> _About this exercise_
In the entries, find all lines that hold the word "date" and copy them.

(Source records)
►
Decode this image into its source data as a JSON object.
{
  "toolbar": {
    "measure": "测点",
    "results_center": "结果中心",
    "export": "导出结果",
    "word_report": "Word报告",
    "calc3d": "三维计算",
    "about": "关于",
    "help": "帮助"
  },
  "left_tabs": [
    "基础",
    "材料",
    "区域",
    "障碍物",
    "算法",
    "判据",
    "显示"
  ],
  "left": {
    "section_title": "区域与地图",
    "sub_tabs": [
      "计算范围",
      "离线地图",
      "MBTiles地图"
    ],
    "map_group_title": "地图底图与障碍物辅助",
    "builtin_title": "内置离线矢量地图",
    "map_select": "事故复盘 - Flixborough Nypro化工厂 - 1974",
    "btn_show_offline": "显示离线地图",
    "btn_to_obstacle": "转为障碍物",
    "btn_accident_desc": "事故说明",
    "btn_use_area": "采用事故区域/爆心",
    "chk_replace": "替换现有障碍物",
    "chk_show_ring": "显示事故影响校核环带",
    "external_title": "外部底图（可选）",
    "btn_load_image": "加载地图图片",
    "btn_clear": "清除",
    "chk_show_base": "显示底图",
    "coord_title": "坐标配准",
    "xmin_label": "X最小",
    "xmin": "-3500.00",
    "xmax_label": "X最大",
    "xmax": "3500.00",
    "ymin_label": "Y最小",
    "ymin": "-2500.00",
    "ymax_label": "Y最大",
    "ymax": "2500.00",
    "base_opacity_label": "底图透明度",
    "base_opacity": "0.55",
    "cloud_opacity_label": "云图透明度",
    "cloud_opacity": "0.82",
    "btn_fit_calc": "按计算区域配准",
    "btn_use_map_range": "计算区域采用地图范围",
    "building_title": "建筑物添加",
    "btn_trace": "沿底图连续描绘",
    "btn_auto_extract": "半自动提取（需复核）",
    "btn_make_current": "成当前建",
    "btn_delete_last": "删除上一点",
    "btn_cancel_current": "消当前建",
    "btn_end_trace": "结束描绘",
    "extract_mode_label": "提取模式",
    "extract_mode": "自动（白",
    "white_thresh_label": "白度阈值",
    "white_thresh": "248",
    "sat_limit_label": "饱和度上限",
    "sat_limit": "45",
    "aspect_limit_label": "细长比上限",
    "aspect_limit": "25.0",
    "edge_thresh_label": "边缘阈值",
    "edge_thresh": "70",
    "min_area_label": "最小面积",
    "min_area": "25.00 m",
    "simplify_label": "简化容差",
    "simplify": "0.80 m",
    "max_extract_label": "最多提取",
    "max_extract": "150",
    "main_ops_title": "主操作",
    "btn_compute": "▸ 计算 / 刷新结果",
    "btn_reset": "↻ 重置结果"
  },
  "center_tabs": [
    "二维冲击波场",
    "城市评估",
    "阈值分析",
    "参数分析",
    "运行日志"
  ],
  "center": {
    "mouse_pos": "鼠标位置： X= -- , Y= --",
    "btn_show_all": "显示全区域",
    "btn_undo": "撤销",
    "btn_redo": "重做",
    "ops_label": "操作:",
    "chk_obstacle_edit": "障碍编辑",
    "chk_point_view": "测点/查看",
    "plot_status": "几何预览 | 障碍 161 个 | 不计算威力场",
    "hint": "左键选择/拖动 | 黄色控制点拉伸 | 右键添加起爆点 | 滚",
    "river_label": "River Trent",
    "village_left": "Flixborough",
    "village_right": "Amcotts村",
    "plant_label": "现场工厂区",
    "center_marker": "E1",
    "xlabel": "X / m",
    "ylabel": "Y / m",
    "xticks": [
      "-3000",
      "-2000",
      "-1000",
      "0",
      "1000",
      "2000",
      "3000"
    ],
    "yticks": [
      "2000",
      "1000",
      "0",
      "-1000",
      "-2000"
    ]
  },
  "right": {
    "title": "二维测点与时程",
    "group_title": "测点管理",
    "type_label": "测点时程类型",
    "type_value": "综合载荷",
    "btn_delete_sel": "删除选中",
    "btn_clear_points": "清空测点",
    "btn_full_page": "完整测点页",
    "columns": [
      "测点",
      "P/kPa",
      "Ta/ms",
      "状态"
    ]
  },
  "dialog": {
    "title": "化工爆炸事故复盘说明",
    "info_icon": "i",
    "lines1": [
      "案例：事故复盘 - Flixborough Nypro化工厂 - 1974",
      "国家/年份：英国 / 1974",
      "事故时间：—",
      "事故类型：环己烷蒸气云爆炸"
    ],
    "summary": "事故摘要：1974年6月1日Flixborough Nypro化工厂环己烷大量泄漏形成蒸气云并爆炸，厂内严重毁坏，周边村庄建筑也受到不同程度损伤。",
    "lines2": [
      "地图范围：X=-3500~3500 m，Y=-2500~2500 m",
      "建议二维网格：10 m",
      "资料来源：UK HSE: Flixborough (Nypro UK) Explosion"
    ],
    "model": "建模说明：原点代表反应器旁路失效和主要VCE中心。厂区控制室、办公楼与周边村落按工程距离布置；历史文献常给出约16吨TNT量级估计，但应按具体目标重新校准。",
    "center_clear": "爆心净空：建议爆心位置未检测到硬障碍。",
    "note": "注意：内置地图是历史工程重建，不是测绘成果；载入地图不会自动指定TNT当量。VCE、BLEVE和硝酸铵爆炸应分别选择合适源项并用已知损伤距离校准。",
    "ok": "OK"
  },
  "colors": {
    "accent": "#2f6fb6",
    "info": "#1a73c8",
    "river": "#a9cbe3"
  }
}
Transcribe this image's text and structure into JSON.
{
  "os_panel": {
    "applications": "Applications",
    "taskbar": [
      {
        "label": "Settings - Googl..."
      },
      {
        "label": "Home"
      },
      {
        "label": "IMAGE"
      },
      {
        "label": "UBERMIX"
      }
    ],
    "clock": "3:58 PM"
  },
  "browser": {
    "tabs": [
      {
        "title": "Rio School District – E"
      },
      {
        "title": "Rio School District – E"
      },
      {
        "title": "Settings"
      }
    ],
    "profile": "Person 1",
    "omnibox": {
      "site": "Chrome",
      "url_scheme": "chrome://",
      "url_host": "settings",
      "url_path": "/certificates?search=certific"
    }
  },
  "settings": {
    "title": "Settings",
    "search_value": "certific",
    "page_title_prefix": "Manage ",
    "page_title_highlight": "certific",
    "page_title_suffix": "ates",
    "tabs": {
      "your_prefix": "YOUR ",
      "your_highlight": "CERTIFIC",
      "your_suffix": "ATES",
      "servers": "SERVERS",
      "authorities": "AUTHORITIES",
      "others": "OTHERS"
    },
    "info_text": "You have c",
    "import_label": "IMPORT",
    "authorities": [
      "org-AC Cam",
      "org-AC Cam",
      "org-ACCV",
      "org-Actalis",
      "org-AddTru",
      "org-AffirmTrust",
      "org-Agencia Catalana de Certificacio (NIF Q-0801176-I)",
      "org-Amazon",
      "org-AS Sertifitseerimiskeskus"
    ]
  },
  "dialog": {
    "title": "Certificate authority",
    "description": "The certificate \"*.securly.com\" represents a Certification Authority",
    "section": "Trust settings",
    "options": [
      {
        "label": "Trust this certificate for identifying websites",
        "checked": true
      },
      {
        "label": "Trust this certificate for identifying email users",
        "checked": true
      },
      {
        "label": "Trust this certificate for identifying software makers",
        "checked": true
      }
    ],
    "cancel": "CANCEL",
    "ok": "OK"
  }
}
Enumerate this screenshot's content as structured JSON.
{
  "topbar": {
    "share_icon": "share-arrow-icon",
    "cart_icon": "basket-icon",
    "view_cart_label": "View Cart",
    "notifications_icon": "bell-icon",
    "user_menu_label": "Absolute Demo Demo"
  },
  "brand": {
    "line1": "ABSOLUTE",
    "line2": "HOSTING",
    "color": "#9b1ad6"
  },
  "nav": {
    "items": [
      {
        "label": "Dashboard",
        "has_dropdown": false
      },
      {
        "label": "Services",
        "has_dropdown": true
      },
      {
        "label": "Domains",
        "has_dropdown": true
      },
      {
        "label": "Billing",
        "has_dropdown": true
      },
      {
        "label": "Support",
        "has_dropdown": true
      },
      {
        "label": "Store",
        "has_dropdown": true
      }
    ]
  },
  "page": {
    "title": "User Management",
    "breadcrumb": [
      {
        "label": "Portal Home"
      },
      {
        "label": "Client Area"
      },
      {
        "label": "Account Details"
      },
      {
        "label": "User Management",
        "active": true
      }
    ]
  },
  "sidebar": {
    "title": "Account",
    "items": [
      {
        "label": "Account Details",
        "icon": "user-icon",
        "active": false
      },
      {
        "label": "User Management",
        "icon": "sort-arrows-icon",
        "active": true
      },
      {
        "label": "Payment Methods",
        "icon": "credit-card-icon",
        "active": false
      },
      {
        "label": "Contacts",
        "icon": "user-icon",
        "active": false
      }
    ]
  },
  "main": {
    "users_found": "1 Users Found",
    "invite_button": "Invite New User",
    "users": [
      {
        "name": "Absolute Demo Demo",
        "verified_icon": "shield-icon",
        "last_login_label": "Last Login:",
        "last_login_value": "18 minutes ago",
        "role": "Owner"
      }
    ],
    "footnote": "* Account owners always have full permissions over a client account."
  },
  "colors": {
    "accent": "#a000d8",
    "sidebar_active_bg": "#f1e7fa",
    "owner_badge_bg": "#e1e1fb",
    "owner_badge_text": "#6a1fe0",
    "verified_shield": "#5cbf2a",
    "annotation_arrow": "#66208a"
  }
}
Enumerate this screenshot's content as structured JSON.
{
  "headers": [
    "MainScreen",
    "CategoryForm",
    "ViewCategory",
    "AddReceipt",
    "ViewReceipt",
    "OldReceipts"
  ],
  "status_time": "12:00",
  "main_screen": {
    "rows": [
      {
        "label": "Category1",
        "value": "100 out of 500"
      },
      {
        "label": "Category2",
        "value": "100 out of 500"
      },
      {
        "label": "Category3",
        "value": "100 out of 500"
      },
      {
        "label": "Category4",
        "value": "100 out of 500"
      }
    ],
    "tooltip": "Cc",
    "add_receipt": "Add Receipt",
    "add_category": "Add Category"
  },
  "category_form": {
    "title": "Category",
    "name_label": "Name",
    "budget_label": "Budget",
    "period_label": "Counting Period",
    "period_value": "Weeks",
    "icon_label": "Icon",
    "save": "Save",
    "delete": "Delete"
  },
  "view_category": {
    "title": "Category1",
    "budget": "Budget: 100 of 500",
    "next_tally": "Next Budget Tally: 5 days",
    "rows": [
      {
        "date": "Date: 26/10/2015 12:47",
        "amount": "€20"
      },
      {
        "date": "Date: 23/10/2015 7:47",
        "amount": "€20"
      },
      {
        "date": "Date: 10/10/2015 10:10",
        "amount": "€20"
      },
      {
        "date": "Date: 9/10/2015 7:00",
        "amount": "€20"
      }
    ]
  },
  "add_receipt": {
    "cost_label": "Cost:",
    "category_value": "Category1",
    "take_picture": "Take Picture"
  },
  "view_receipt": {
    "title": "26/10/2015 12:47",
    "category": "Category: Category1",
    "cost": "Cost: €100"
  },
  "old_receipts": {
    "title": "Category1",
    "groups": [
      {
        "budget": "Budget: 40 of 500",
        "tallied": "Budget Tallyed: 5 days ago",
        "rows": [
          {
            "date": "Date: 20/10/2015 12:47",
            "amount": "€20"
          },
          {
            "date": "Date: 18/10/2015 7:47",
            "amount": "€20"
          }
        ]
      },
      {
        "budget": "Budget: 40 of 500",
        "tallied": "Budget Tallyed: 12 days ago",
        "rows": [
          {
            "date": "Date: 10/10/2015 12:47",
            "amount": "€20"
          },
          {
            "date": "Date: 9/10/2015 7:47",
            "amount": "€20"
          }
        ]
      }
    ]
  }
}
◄
> _Answer space_
        "date": "Date: 26/10/2015 12:47",
        "date": "Date: 23/10/2015 7:47",
        "date": "Date: 10/10/2015 10:10",
        "date": "Date: 9/10/2015 7:00",
            "date": "Date: 20/10/2015 12:47",
            "date": "Date: 18/10/2015 7:47",
            "date": "Date: 10/10/2015 12:47",
            "date": "Date: 9/10/2015 7:47",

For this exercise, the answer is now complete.